The opposite of fine yarn is, of course, bulky yarn. It might surprise the non- or new spinner that, at a certain point, bulky yarn can be more difficult to produce than fine yarn. I have never put time and effort into the art of producing super-bulky singles. Indeed, I still have not. In the attempt to produce my superlative bulky yarn, I cheated a bit. First, I used an art batt.
The impossibility of being consistent when faced with such a variety of fibers does help one make a yarn that is overall more bulky. Still, I am in the habit of consistency, and the instinct when aiming for consistency is to go smaller. I fought tooth and nail at that inclination, without much success. In an hour or two, I ended up with a jumbo bobbin full of beautiful, disorderly singles.
I wound this bobbin into cakes and three-plied it. More plies than 3, thought I, would really be cheating. This is what resulted.
It is successfully bulky, without being too heavy. Even allowing for the slubs, I could only place four strands of it on my WPI tool, placing it firmly in the “jumbo” category of yarns. I am happy enough.
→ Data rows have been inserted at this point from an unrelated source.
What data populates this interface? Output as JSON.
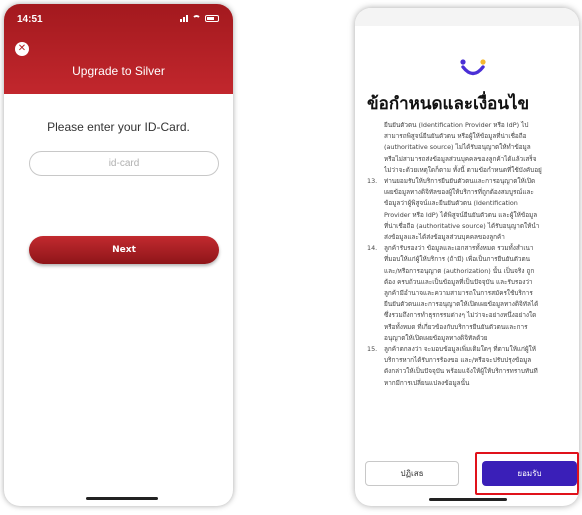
{
  "left_screen": {
    "status_time": "14:51",
    "title": "Upgrade to Silver",
    "prompt": "Please enter your ID-Card.",
    "id_input": {
      "placeholder": "id-card",
      "value": ""
    },
    "next_label": "Next",
    "header_color": "#b52227"
  },
  "right_screen": {
    "title": "ข้อกำหนดและเงื่อนไข",
    "logo_colors": [
      "#4a2fd6",
      "#f5b82e"
    ],
    "terms": [
      {
        "num": "",
        "lines": [
          "ยืนยันตัวตน (Identification Provider หรือ IdP) ไป",
          "สามารถพิสูจน์ยืนยันตัวตน หรือผู้ให้ข้อมูลที่น่าเชื่อถือ",
          "(authoritative source) ไม่ได้รับอนุญาตให้ทำข้อมูล",
          "หรือไม่สามารถส่งข้อมูลส่วนบุคคลของลูกค้าได้แล้วเสร็จ",
          "ไม่ว่าจะด้วยเหตุใดก็ตาม ทั้งนี้ ตามข้อกำหนดที่ใช้บังคับอยู่"
        ]
      },
      {
        "num": "13.",
        "lines": [
          "ท่านยอมรับให้บริการยืนยันตัวตนและการอนุญาตให้เปิด",
          "เผยข้อมูลทางดิจิทัลของผู้ให้บริการที่ถูกต้องสมบูรณ์และ",
          "ข้อมูลว่าผู้พิสูจน์และยืนยันตัวตน (Identification",
          "Provider หรือ IdP) ได้พิสูจน์ยืนยันตัวตน และผู้ให้ข้อมูล",
          "ที่น่าเชื่อถือ (authoritative source) ได้รับอนุญาตให้นำ",
          "ส่งข้อมูลและได้ส่งข้อมูลส่วนบุคคลของลูกค้า"
        ]
      },
      {
        "num": "14.",
        "lines": [
          "ลูกค้ารับรองว่า ข้อมูลและเอกสารทั้งหมด รวมทั้งสำเนา",
          "ที่มอบให้แก่ผู้ให้บริการ (ถ้ามี) เพื่อเป็นการยืนยันตัวตน",
          "และ/หรือการอนุญาต (authorization) นั้น เป็นจริง ถูก",
          "ต้อง ครบถ้วนและเป็นข้อมูลที่เป็นปัจจุบัน และรับรองว่า",
          "ลูกค้ามีอำนาจและความสามารถในการสมัครใช้บริการ",
          "ยืนยันตัวตนและการอนุญาตให้เปิดเผยข้อมูลทางดิจิทัลได้",
          "ซึ่งรวมถึงการทำธุรกรรมต่างๆ ไม่ว่าจะอย่างหนึ่งอย่างใด",
          "หรือทั้งหมด ที่เกี่ยวข้องกับบริการยืนยันตัวตนและการ",
          "อนุญาตให้เปิดเผยข้อมูลทางดิจิทัลด้วย"
        ]
      },
      {
        "num": "15.",
        "lines": [
          "ลูกค้าตกลงว่า จะมอบข้อมูลเพิ่มเติมใดๆ ที่ตามให้แก่ผู้ให้",
          "บริการหากได้รับการร้องขอ และ/หรือจะปรับปรุงข้อมูล",
          "ดังกล่าวให้เป็นปัจจุบัน พร้อมแจ้งให้ผู้ให้บริการทราบทันที",
          "หากมีการเปลี่ยนแปลงข้อมูลนั้น"
        ]
      }
    ],
    "decline_label": "ปฏิเสธ",
    "accept_label": "ยอมรับ",
    "accept_color": "#3a1fb8",
    "highlight_color": "#e0121b"
  }
}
I would like to learn to make those amazing yarns that have singles this size, but I did not have the headspace for that at the time.
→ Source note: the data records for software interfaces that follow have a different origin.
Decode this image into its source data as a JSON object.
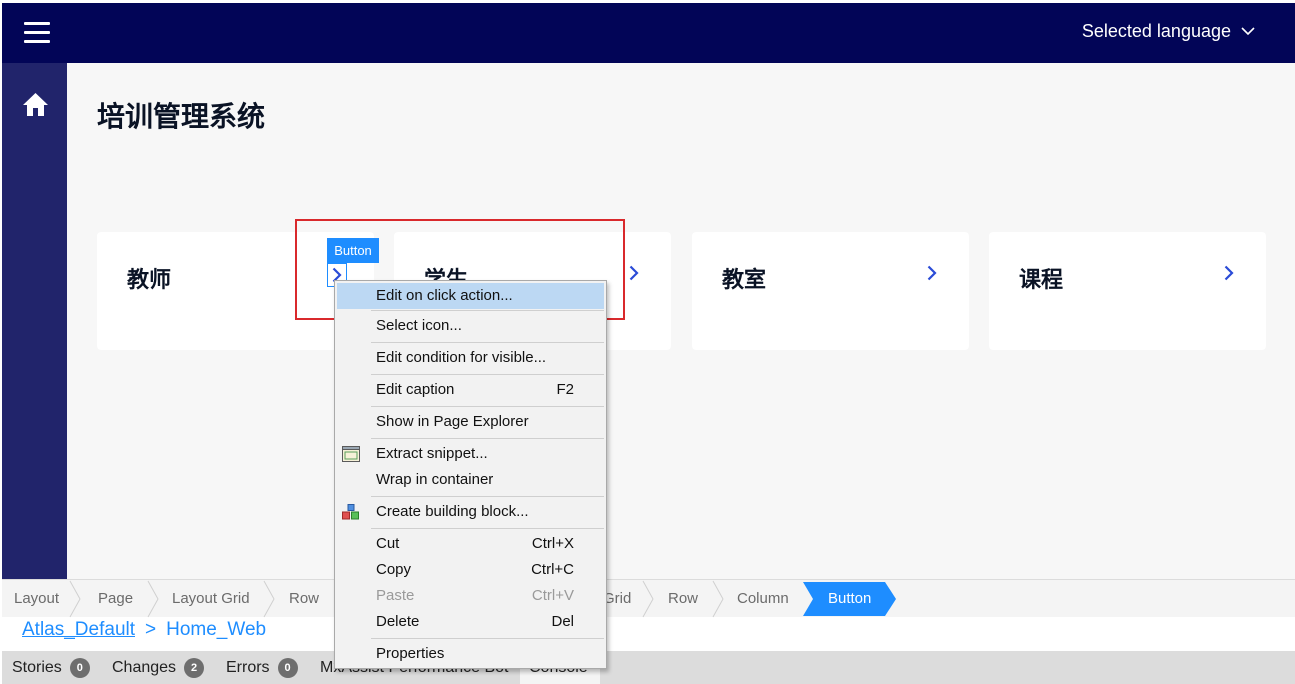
{
  "topbar": {
    "language_label": "Selected language"
  },
  "page": {
    "title": "培训管理系统"
  },
  "cards": [
    {
      "label": "教师"
    },
    {
      "label": "学生"
    },
    {
      "label": "教室"
    },
    {
      "label": "课程"
    }
  ],
  "selection": {
    "tag": "Button"
  },
  "context_menu": {
    "items": [
      {
        "label": "Edit on click action...",
        "shortcut": "",
        "highlighted": true
      },
      {
        "label": "Select icon...",
        "shortcut": ""
      },
      {
        "label": "Edit condition for visible...",
        "shortcut": ""
      },
      {
        "label": "Edit caption",
        "shortcut": "F2"
      },
      {
        "label": "Show in Page Explorer",
        "shortcut": ""
      },
      {
        "label": "Extract snippet...",
        "shortcut": "",
        "icon": "snippet-icon"
      },
      {
        "label": "Wrap in container",
        "shortcut": ""
      },
      {
        "label": "Create building block...",
        "shortcut": "",
        "icon": "building-block-icon"
      },
      {
        "label": "Cut",
        "shortcut": "Ctrl+X"
      },
      {
        "label": "Copy",
        "shortcut": "Ctrl+C"
      },
      {
        "label": "Paste",
        "shortcut": "Ctrl+V",
        "disabled": true
      },
      {
        "label": "Delete",
        "shortcut": "Del"
      },
      {
        "label": "Properties",
        "shortcut": ""
      }
    ]
  },
  "breadcrumb": {
    "items": [
      "Layout",
      "Page",
      "Layout Grid",
      "Row",
      "Grid",
      "Row",
      "Column",
      "Button"
    ],
    "active": "Button"
  },
  "path": {
    "layout": "Atlas_Default",
    "separator": ">",
    "page": "Home_Web"
  },
  "bottom_tabs": [
    {
      "label": "Stories",
      "count": "0"
    },
    {
      "label": "Changes",
      "count": "2"
    },
    {
      "label": "Errors",
      "count": "0"
    },
    {
      "label": "MxAssist Performance Bot"
    },
    {
      "label": "Console",
      "active": true
    }
  ],
  "colors": {
    "topbar": "#020557",
    "sidebar": "#21246b",
    "accent": "#1e8dff",
    "selection_border": "#d9292c",
    "chevron": "#2a4bd7"
  }
}
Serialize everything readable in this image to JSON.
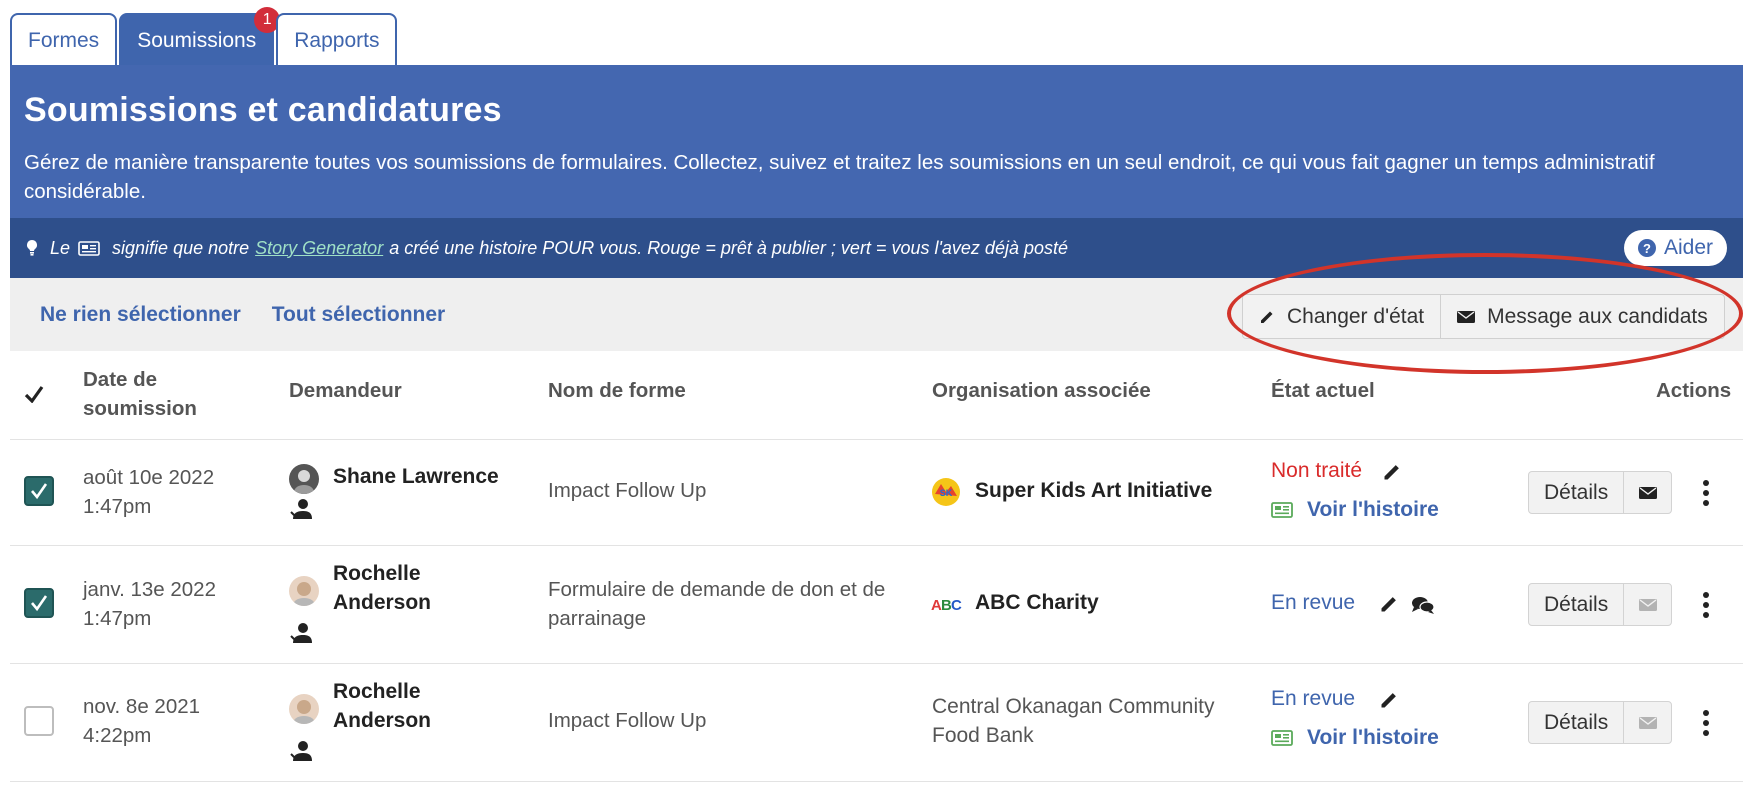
{
  "tabs": [
    {
      "label": "Formes"
    },
    {
      "label": "Soumissions",
      "badge": "1"
    },
    {
      "label": "Rapports"
    }
  ],
  "banner": {
    "title": "Soumissions et candidatures",
    "description": "Gérez de manière transparente toutes vos soumissions de formulaires. Collectez, suivez et traitez les soumissions en un seul endroit, ce qui vous fait gagner un temps administratif considérable."
  },
  "strip": {
    "prefix": "Le",
    "middle": "signifie que notre",
    "link": "Story Generator",
    "suffix": "a créé une histoire POUR vous. Rouge = prêt à publier ; vert = vous l'avez déjà posté",
    "help_label": "Aider"
  },
  "toolbar": {
    "select_none": "Ne rien sélectionner",
    "select_all": "Tout sélectionner",
    "change_state": "Changer d'état",
    "message_candidates": "Message aux candidats"
  },
  "table": {
    "headers": {
      "date": "Date de soumission",
      "applicant": "Demandeur",
      "form": "Nom de forme",
      "org": "Organisation associée",
      "state": "État actuel",
      "actions": "Actions"
    },
    "rows": [
      {
        "checked": true,
        "date": "août 10e 2022",
        "time": "1:47pm",
        "applicant": "Shane Lawrence",
        "form": "Impact Follow Up",
        "org": "Super Kids Art Initiative",
        "status": "Non traité",
        "story": "Voir l'histoire",
        "details": "Détails"
      },
      {
        "checked": true,
        "date": "janv. 13e 2022",
        "time": "1:47pm",
        "applicant": "Rochelle Anderson",
        "form": "Formulaire de demande de don et de parrainage",
        "org": "ABC Charity",
        "status": "En revue",
        "details": "Détails"
      },
      {
        "checked": false,
        "date": "nov. 8e 2021",
        "time": "4:22pm",
        "applicant": "Rochelle Anderson",
        "form": "Impact Follow Up",
        "org": "Central Okanagan Community Food Bank",
        "status": "En revue",
        "story": "Voir l'histoire",
        "details": "Détails"
      }
    ]
  },
  "colors": {
    "primary": "#3f65ad",
    "banner": "#4467b0",
    "strip": "#2e4f8b",
    "status_red": "#d92b2b",
    "story_green": "#5aaa5a",
    "annotation": "#d2342a"
  }
}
I didn’t knit a sample with this because it is just too beautiful. A swatch would eat it up too quickly. With a yarn like this, I want to buy a foam wreath and wrap it around to make an artsy fartsy Christmas wreath. The colors seem Christmassy to me, with the red and green and sparkle, though it didn’t at all seem that way in the batt.
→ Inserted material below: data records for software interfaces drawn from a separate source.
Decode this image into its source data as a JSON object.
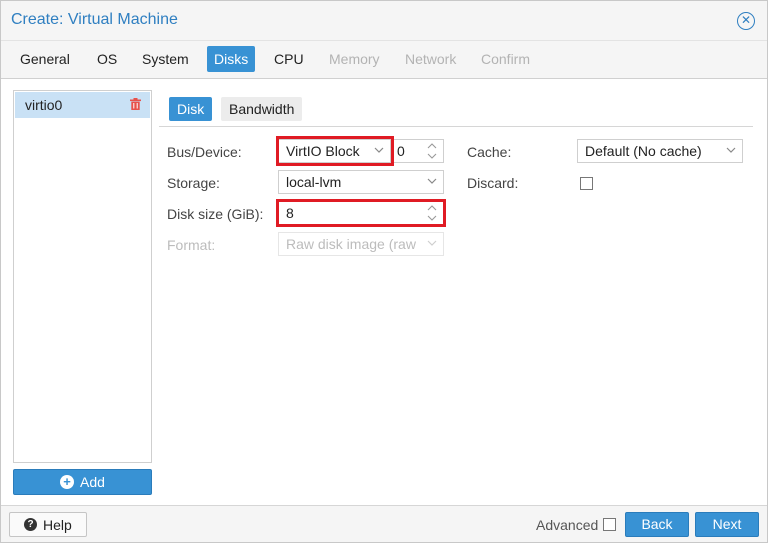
{
  "dialog": {
    "title": "Create: Virtual Machine",
    "close_icon": "close-circle-icon"
  },
  "tabs": [
    {
      "label": "General",
      "state": "normal"
    },
    {
      "label": "OS",
      "state": "normal"
    },
    {
      "label": "System",
      "state": "normal"
    },
    {
      "label": "Disks",
      "state": "active"
    },
    {
      "label": "CPU",
      "state": "normal"
    },
    {
      "label": "Memory",
      "state": "disabled"
    },
    {
      "label": "Network",
      "state": "disabled"
    },
    {
      "label": "Confirm",
      "state": "disabled"
    }
  ],
  "disk_list": {
    "items": [
      {
        "label": "virtio0",
        "delete_icon": "trash-icon"
      }
    ],
    "add_label": "Add",
    "add_icon": "plus-circle-icon"
  },
  "subtabs": [
    {
      "label": "Disk",
      "state": "active"
    },
    {
      "label": "Bandwidth",
      "state": "inactive"
    }
  ],
  "form": {
    "bus_device": {
      "label": "Bus/Device:",
      "bus": "VirtIO Block",
      "device": "0"
    },
    "storage": {
      "label": "Storage:",
      "value": "local-lvm"
    },
    "disk_size": {
      "label": "Disk size (GiB):",
      "value": "8"
    },
    "format": {
      "label": "Format:",
      "value": "Raw disk image (raw"
    },
    "cache": {
      "label": "Cache:",
      "value": "Default (No cache)"
    },
    "discard": {
      "label": "Discard:",
      "checked": false
    }
  },
  "footer": {
    "help_label": "Help",
    "advanced_label": "Advanced",
    "advanced_checked": false,
    "back_label": "Back",
    "next_label": "Next"
  },
  "colors": {
    "accent": "#3892d4",
    "title": "#2f7fc1",
    "highlight": "#e01b24",
    "selected_row": "#c9e1f5",
    "delete": "#e8514a"
  }
}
Big, bold, and beautiful. I love making yarns like this. They are a treat in themselves, even if they don’t fit my idea of the practical. And after the fine yarns I’d been spinning lately, it was a treat to spin 3 oz so quickly.
One more shot for luck. And one more yarn for me. Merry Christmas!